His recent performances suggest that Bravo has shaken off the early season rust and is starting to come into his own. The young player is looking like he is settling into his new home and his new locker room, and is growing in confidence. While that process has been building over the past few months, the last few games in particular have stood out as impressive signs of growth.

It started to really be visible in Portland’s 2-1 win over Sporting Kansas City. After some early pressure from Johnny Russell, one of the most potent wingers in the league, Bravo did very well to limit the SKC man for most of the game. The second half in particular stands out, as Bravo was a key piece in limiting Sporting’s wingers and helping the backline defend Portland’s lead — wherein he tallied the most tackles plus interceptions for the Timbers on the night.

Bravo was once again solid in the Timbers’ next game at Houston. He did a commendable job of limiting Houston’s dangerous wingers, and helped to contribute to a new-look five-man backline for Portland that bent but didn’t break, keeping the game within reach for Portland.

He also notched his first Timbers assist by being an integral part of one of the cleanest looking counterattacking goals I think I’ve ever seen Portland score:
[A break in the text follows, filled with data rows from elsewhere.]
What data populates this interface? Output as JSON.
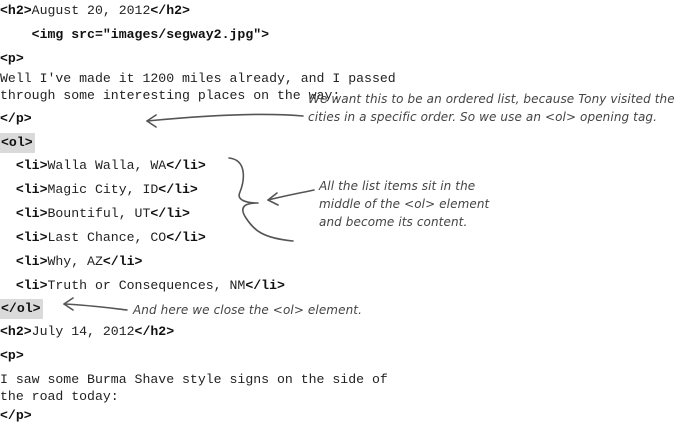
{
  "code_lines": [
    {
      "id": "h2-open-1",
      "tag_open": "<h2>",
      "text": "August 20, 2012",
      "tag_close": "</h2>"
    },
    {
      "id": "img",
      "indent": "    ",
      "tag_open": "<img src=\"images/segway2.jpg\">"
    },
    {
      "id": "p-open-1",
      "tag_open": "<p>"
    },
    {
      "id": "text-1a",
      "text": "Well I've made it 1200 miles already, and I passed"
    },
    {
      "id": "text-1b",
      "text": "through some interesting places on the way:"
    },
    {
      "id": "p-close-1",
      "tag_open": "</p>"
    },
    {
      "id": "ol-open",
      "tag_open": "<ol>",
      "highlight": true
    },
    {
      "id": "li-1",
      "indent": "  ",
      "tag_open": "<li>",
      "text": "Walla Walla, WA",
      "tag_close": "</li>"
    },
    {
      "id": "li-2",
      "indent": "  ",
      "tag_open": "<li>",
      "text": "Magic City, ID",
      "tag_close": "</li>"
    },
    {
      "id": "li-3",
      "indent": "  ",
      "tag_open": "<li>",
      "text": "Bountiful, UT",
      "tag_close": "</li>"
    },
    {
      "id": "li-4",
      "indent": "  ",
      "tag_open": "<li>",
      "text": "Last Chance, CO",
      "tag_close": "</li>"
    },
    {
      "id": "li-5",
      "indent": "  ",
      "tag_open": "<li>",
      "text": "Why, AZ",
      "tag_close": "</li>"
    },
    {
      "id": "li-6",
      "indent": "  ",
      "tag_open": "<li>",
      "text": "Truth or Consequences, NM",
      "tag_close": "</li>"
    },
    {
      "id": "ol-close",
      "tag_open": "</ol>",
      "highlight": true
    },
    {
      "id": "h2-open-2",
      "tag_open": "<h2>",
      "text": "July 14, 2012",
      "tag_close": "</h2>"
    },
    {
      "id": "p-open-2",
      "tag_open": "<p>"
    },
    {
      "id": "text-2a",
      "text": "I saw some Burma Shave style signs on the side of"
    },
    {
      "id": "text-2b",
      "text": "the road today:"
    },
    {
      "id": "p-close-2",
      "tag_open": "</p>"
    }
  ],
  "annotations": {
    "ordered_list_note": {
      "line1": "We want this to be an ordered list, because Tony visited the",
      "line2": "cities in a specific order. So we use an <ol> opening tag."
    },
    "list_items_note": {
      "line1": "All the list items sit in the",
      "line2": "middle of the <ol> element",
      "line3": "and become its content."
    },
    "close_note": {
      "line1": "And here we close the <ol> element."
    }
  },
  "colors": {
    "highlight": "#dadada",
    "annotation": "#444444",
    "code": "#222222"
  }
}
And last Saturday, while the Timbers didn’t score, Bravo turned in his strongest attacking performance yet. According to, he contributed ten shot-creating actions in that game (three more than Diego Valeri and Eryk Williamson) and completed twelve progressive passes (two more than Diego Chara and four more than Valeri). He was tops on the night for the Timbers in both those categories.
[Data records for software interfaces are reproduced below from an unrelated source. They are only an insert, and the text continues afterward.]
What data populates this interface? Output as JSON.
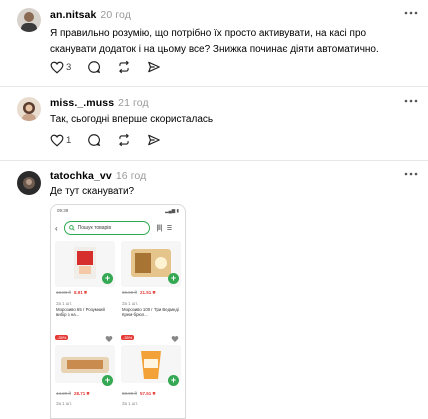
{
  "posts": [
    {
      "username": "an.nitsak",
      "time": "20 год",
      "text": "Я правильно розумію, що потрібно їх просто активувати, на касі про сканувати додаток і на цьому все? Знижка починає діяти автоматично.",
      "likes": "3"
    },
    {
      "username": "miss._.muss",
      "time": "21 год",
      "text": "Так, сьогодні вперше скористалась",
      "likes": "1"
    },
    {
      "username": "tatochka_vv",
      "time": "16 год",
      "text": "Де тут сканувати?"
    }
  ],
  "screenshot": {
    "status_time": "09:39",
    "search_placeholder": "Пошук товарів",
    "products": [
      {
        "qty": "За 1 шт.",
        "old_price": "13.89 ₴",
        "new_price": "8.91 ₴",
        "name": "Морозиво 65 г Розумний вибір з на..."
      },
      {
        "qty": "За 1 шт.",
        "old_price": "30.99 ₴",
        "new_price": "21.51 ₴",
        "name": "Морозиво 100 г Три Ведмеді Крем-брюл..."
      },
      {
        "qty": "За 1 шт.",
        "old_price": "44.29 ₴",
        "new_price": "28.71 ₴",
        "sale": "-35%"
      },
      {
        "qty": "За 1 шт.",
        "old_price": "88.99 ₴",
        "new_price": "57.51 ₴",
        "sale": "-35%"
      }
    ]
  },
  "colors": {
    "accent_green": "#34a853",
    "sale_red": "#e53935"
  }
}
He put in another strong shift on both ends of the field, as evidenced by his defensive and attacking chalkboard. The triangles show his total defensive actions (tackles, interceptions, and recoveries), and the yellow-bordered squares are his key passes (passes that lead to shots) on the night:

He was all over the left side, doing all things for the Timbers- and doing them all quite well.
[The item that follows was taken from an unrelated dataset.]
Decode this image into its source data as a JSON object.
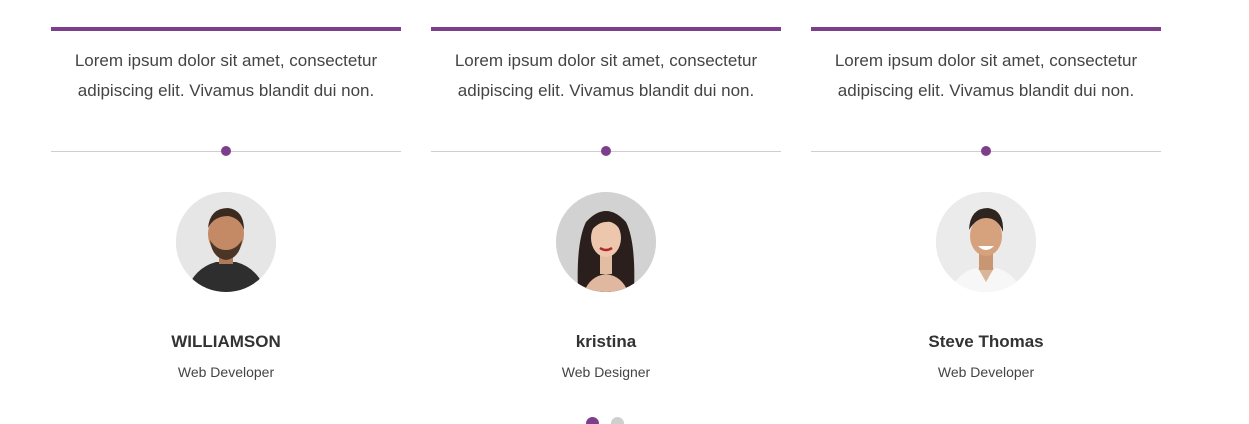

Also, it needs to be said that Bravo has been an absolute iron man. Out of the 900 total minutes that Timbers have played in MLS, Bravo has been on the field for all but 51 of them. He’s started all ten of Portland’s MLS matches thus far, and has only been subbed off twice. His durability has no doubt contributed to his acclimation, and that kind of steadiness and consistency is much needed for a Timbers team that has juggled injuries and absences basically from the jump.

Even before his recent games, Bravo’s underlying numbers weren’t as bad as the eye test was suggesting. He was averaging in the 97th percentile or above among fullbacks in the league in the defensive categories of successful pressures, tackles, interceptions, and blocks. The big plays were just the ones that stuck in our brains though. Not for undue cause — any penalty given up by a defender is, um, not ideal. But even through those moments, Bravo was showing the flashes of talent that he was brought in for.

Bravo hasn’t reached the “one of the best fullbacks in the league” status that Merritt Paulson promised on twitter many months ago. He still shows a tendency for giving up some perplexing fouls in alarming areas, and will no doubt have to stay on top of his one-on-one defending in order to shut down the many dangerous wingers he will go up against in MLS. But he can grow in those areas. Most importantly, Bravo now looks the most settled and confident he has in a Timbers jersey.

Thus is the nature of sports, and the nature of soccer. Not all players will immediately run onto the field and light up the pitch. Even Sebastian Blanco needed a year before he started to look like Seba “Scores bangers when he wants” Blanco. Bravo appears to have gotten through his “Welcome to MLS” adjustment phase, and now truly looks like he is settling into the team and coming into his own. And for a Timbers team that is still looking to find its footing, it is a welcome sight.